          • ostiariusalpha

            The fulminate will also attack the brass even just during storage. That stealing of copper and zinc atoms, with fragile alloys left behind, is corrosion.

          • marathag

            Makes me wonder about the old timer method of de-leading and coppering a barrel with a cork and a flask of Mercury.

          • ostiariusalpha

            Setting aside the fact that there are safer solvents that don’t cause permanent neurological damage, mercury is pretty much the most potent de-leading agent you can use, but the same rules apply to it (only more so) as other highly effective de-leaders like Lead Out: don’t leave any of it in the barrel when you are done or it will damage the bore. For all its genuine effectiveness, it really doesn’t seem worth it for the quite serious health risks and difficulty obtaining useful amounts

  • Kovacs Jeno

    The German “rauchschwach” is a much more precise technical term for cellulose-nitrate based powders than the English “smokeless” because it is not entirely without smoke.

  • Cmex

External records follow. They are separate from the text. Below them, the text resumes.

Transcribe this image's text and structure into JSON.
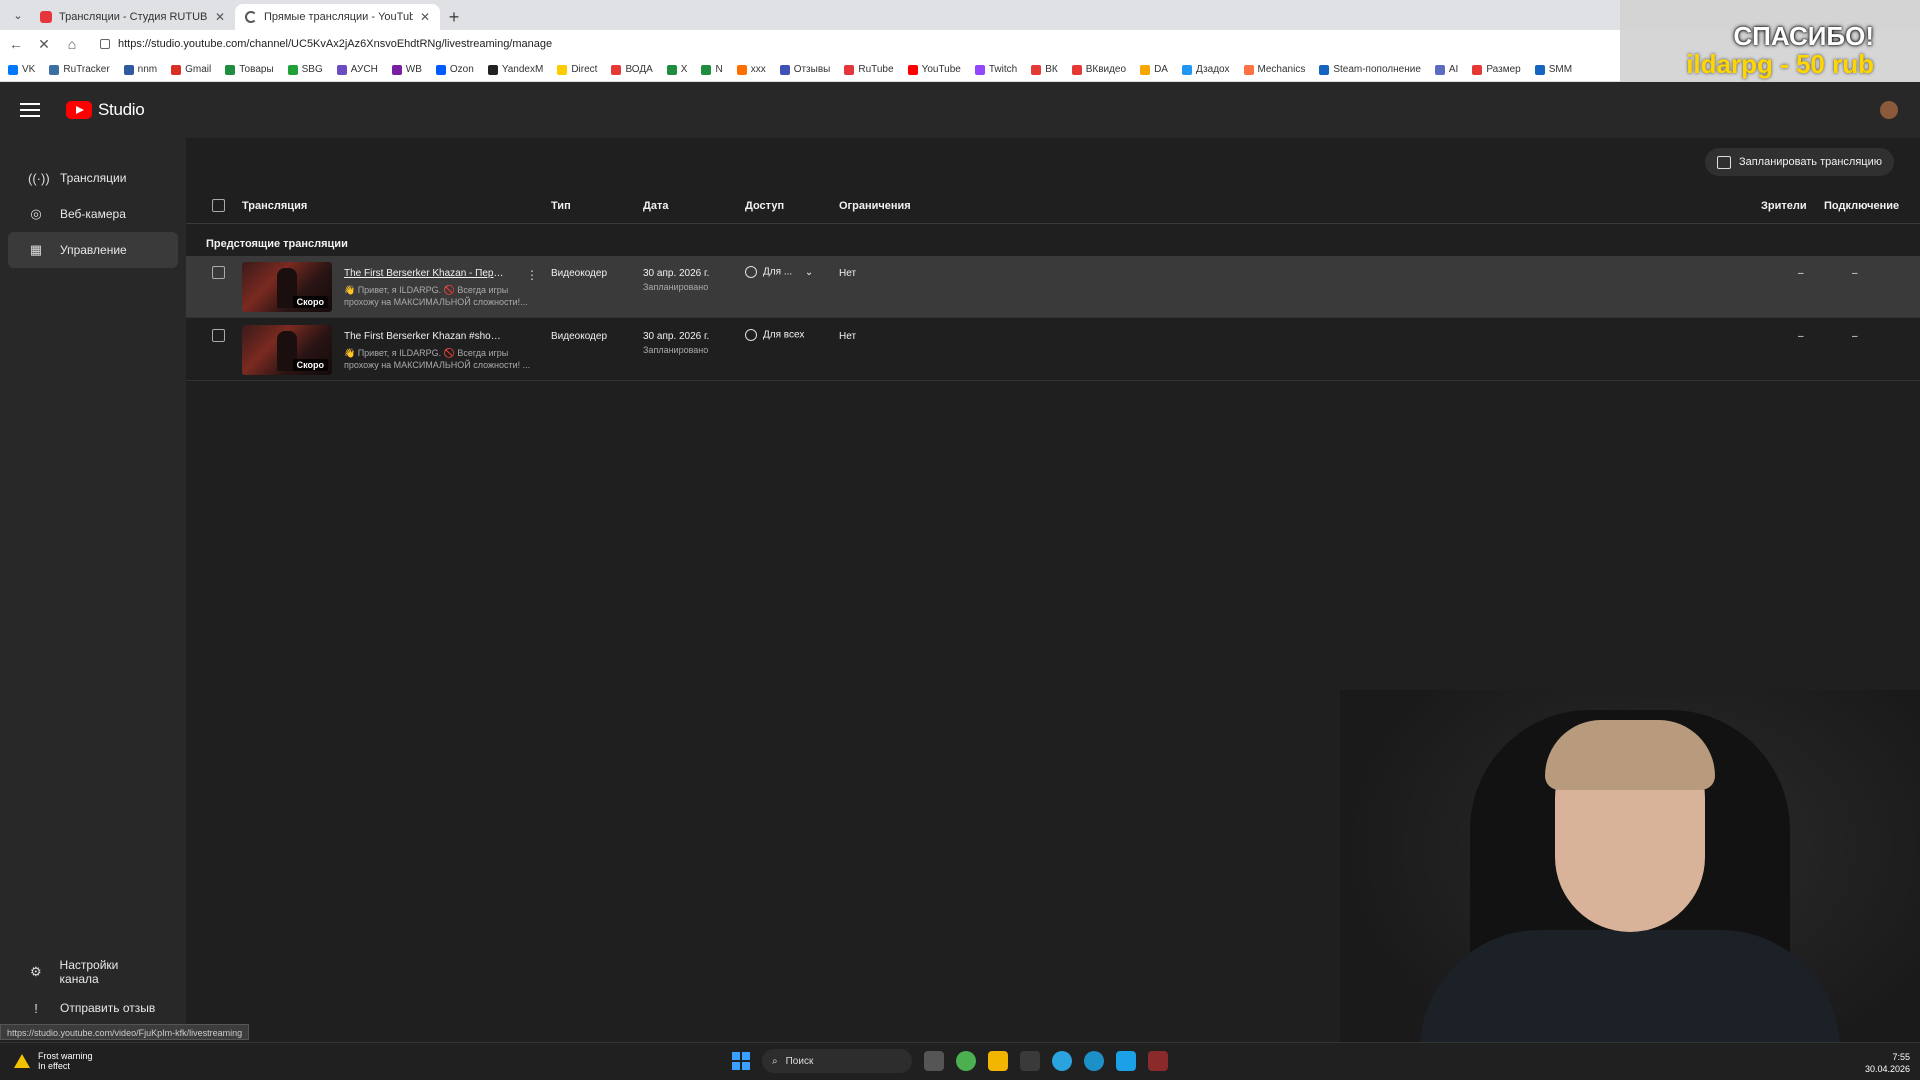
{
  "browser": {
    "tabs": [
      {
        "title": "Трансляции - Студия RUTUBE",
        "active": false,
        "favicon_color": "#e5363c"
      },
      {
        "title": "Прямые трансляции - YouTube St",
        "active": true,
        "favicon_color": "#555555"
      }
    ],
    "url": "https://studio.youtube.com/channel/UC5KvAx2jAz6XnsvoEhdtRNg/livestreaming/manage",
    "bookmarks": [
      {
        "label": "VK",
        "color": "#0077ff"
      },
      {
        "label": "RuTracker",
        "color": "#3b6ea5"
      },
      {
        "label": "nnm",
        "color": "#2d5aa0"
      },
      {
        "label": "Gmail",
        "color": "#d93025"
      },
      {
        "label": "Товары",
        "color": "#1e8e3e"
      },
      {
        "label": "SBG",
        "color": "#21a038"
      },
      {
        "label": "АУСН",
        "color": "#6c4cc1"
      },
      {
        "label": "WB",
        "color": "#7b1fa2"
      },
      {
        "label": "Ozon",
        "color": "#005bff"
      },
      {
        "label": "YandexM",
        "color": "#222222"
      },
      {
        "label": "Direct",
        "color": "#ffcc00"
      },
      {
        "label": "ВОДА",
        "color": "#e53935"
      },
      {
        "label": "X",
        "color": "#1e8e3e"
      },
      {
        "label": "N",
        "color": "#1e8e3e"
      },
      {
        "label": "xxx",
        "color": "#ff6f00"
      },
      {
        "label": "Отзывы",
        "color": "#3f51b5"
      },
      {
        "label": "RuTube",
        "color": "#e5363c"
      },
      {
        "label": "YouTube",
        "color": "#ff0000"
      },
      {
        "label": "Twitch",
        "color": "#9146ff"
      },
      {
        "label": "ВК",
        "color": "#e53935"
      },
      {
        "label": "ВКвидео",
        "color": "#e53935"
      },
      {
        "label": "DA",
        "color": "#f7a600"
      },
      {
        "label": "Дзадох",
        "color": "#2196f3"
      },
      {
        "label": "Mechanics",
        "color": "#ff7043"
      },
      {
        "label": "Steam-пополнение",
        "color": "#1565c0"
      },
      {
        "label": "AI",
        "color": "#5c6bc0"
      },
      {
        "label": "Размер",
        "color": "#e53935"
      },
      {
        "label": "SMM",
        "color": "#1565c0"
      }
    ]
  },
  "overlay": {
    "thanks": "СПАСИБО!",
    "donation": "ildarpg - 50 rub"
  },
  "studio": {
    "logo_text": "Studio",
    "sidebar": {
      "items": [
        {
          "label": "Трансляции",
          "icon": "broadcast-icon",
          "active": false
        },
        {
          "label": "Веб-камера",
          "icon": "camera-icon",
          "active": false
        },
        {
          "label": "Управление",
          "icon": "calendar-icon",
          "active": true
        }
      ],
      "bottom": [
        {
          "label": "Настройки канала",
          "icon": "gear-icon"
        },
        {
          "label": "Отправить отзыв",
          "icon": "feedback-icon"
        }
      ]
    },
    "schedule_button": "Запланировать трансляцию",
    "table": {
      "headers": {
        "stream": "Трансляция",
        "type": "Тип",
        "date": "Дата",
        "access": "Доступ",
        "restrictions": "Ограничения",
        "viewers": "Зрители",
        "connection": "Подключение"
      },
      "section": "Предстоящие трансляции",
      "rows": [
        {
          "title": "The First Berserker Khazan - Перв...",
          "description": "👋 Привет, я ILDARPG. 🚫 Всегда игры прохожу на МАКСИМАЛЬНОЙ сложности!...",
          "badge": "Скоро",
          "type": "Видеокодер",
          "date": "30 апр. 2026 г.",
          "status": "Запланировано",
          "access": "Для ...",
          "restrictions": "Нет",
          "viewers": "–",
          "connection": "–"
        },
        {
          "title": "The First Berserker Khazan #short...",
          "description": "👋 Привет, я ILDARPG. 🚫 Всегда игры прохожу на МАКСИМАЛЬНОЙ сложности! ...",
          "badge": "Скоро",
          "type": "Видеокодер",
          "date": "30 апр. 2026 г.",
          "status": "Запланировано",
          "access": "Для всех",
          "restrictions": "Нет",
          "viewers": "–",
          "connection": "–"
        }
      ]
    },
    "status_url": "https://studio.youtube.com/video/FjuKpIm-kfk/livestreaming"
  },
  "taskbar": {
    "weather_title": "Frost warning",
    "weather_sub": "In effect",
    "search_placeholder": "Поиск",
    "time": "7:55",
    "date": "30.04.2026"
  }
}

    Honestly, smokeless powder is a somewhat relative term. Some smokeless powders make hardly none while others release a comparatively large amount. A good amount has to do with barrel length and burn rate — a more complete burn means less smoke and fire out the end. A less complete burn means more trash getting blown out the front. Regardless, it is all much less smokey than black powder.